**ABOUT THIS TASK**
Copy out each line of the data below in which "created" appears.

Segment Start: SUPPLIED ENTRIES

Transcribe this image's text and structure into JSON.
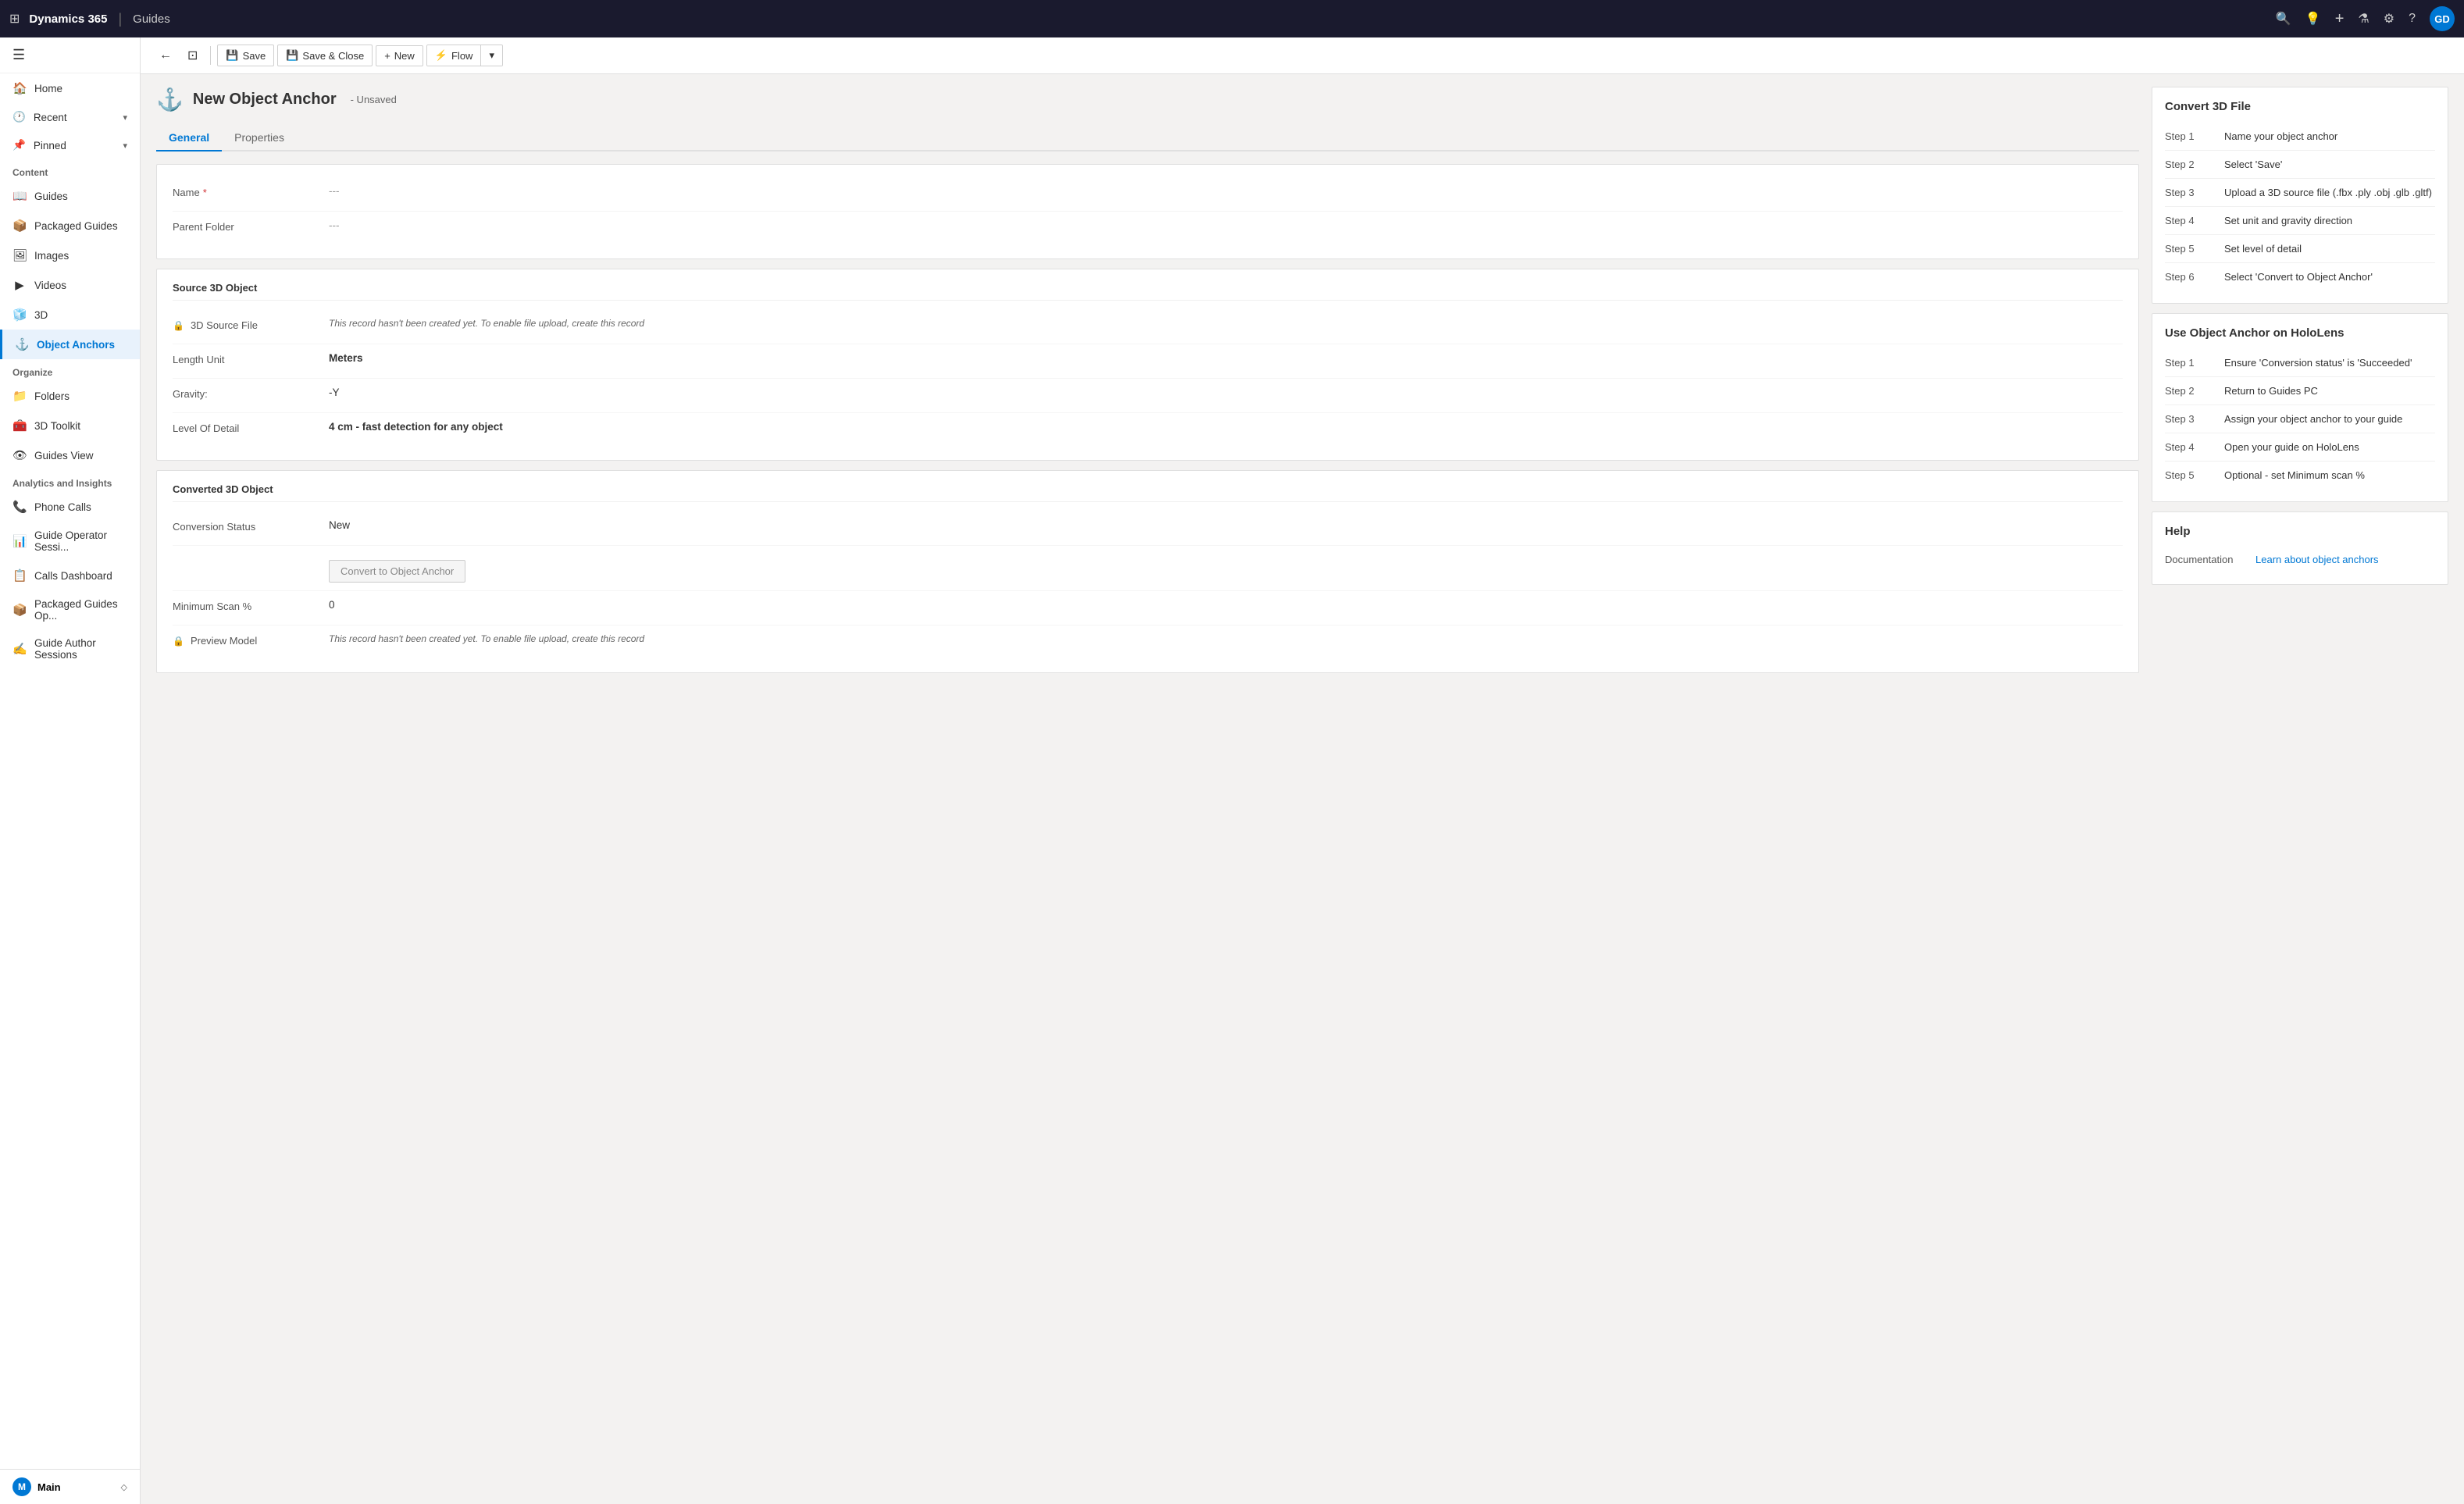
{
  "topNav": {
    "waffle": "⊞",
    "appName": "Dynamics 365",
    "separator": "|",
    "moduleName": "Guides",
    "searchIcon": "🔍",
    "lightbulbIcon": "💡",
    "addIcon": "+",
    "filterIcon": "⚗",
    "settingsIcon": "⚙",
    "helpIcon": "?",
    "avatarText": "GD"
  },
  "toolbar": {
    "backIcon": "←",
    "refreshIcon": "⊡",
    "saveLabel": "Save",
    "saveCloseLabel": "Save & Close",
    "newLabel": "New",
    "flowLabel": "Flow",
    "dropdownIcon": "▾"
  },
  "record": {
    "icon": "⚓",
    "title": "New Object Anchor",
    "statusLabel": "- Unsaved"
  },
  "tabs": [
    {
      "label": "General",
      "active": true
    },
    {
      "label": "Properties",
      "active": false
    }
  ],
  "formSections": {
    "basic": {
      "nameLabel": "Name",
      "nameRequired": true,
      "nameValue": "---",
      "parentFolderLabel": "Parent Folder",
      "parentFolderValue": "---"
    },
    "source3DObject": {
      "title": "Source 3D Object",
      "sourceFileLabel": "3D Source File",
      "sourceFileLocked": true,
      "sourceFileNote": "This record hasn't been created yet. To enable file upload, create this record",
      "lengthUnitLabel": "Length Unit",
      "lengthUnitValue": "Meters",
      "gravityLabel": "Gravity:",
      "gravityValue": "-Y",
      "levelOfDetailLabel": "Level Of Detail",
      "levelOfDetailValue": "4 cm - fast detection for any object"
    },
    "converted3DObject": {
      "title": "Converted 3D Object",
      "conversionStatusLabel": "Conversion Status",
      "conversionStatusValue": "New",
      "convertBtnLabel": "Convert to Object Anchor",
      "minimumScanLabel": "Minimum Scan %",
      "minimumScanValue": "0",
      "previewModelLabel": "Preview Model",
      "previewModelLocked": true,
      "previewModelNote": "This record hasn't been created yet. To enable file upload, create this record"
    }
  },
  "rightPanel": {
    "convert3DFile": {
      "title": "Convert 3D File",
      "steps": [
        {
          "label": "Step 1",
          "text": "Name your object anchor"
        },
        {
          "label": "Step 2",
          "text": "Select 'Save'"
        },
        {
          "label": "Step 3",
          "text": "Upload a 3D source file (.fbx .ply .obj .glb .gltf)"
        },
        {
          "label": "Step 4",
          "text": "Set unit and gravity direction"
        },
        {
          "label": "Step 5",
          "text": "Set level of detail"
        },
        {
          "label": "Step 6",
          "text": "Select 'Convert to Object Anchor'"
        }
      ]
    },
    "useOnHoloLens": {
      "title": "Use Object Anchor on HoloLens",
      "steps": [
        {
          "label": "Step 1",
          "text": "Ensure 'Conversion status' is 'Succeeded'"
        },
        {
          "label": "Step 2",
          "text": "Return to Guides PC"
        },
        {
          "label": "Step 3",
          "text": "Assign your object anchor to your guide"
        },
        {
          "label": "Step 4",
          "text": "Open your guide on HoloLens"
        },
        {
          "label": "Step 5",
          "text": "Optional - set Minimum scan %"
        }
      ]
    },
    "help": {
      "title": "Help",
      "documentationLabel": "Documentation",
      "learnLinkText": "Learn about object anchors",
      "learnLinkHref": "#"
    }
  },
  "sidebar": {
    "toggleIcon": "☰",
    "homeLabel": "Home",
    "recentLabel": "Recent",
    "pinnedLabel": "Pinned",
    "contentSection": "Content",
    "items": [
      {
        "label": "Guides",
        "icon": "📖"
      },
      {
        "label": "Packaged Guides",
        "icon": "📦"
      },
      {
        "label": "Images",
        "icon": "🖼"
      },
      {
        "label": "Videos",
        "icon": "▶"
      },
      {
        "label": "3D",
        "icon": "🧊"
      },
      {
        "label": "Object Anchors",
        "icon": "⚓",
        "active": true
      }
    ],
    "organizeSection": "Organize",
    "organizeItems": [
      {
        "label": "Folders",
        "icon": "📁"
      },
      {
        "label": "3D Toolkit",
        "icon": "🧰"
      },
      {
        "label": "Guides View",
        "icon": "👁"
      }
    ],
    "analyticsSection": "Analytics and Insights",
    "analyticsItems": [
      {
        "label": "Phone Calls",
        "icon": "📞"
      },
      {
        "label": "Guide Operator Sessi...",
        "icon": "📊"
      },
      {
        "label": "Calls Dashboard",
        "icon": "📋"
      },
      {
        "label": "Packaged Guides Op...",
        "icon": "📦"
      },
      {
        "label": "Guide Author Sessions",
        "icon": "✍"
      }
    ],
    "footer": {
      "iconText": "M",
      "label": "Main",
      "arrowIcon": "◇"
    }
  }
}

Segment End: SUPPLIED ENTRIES

**ANSWER TO THE EXERCISE**
      "sourceFileNote": "This record hasn't been created yet. To enable file upload, create this record",
      "previewModelNote": "This record hasn't been created yet. To enable file upload, create this record"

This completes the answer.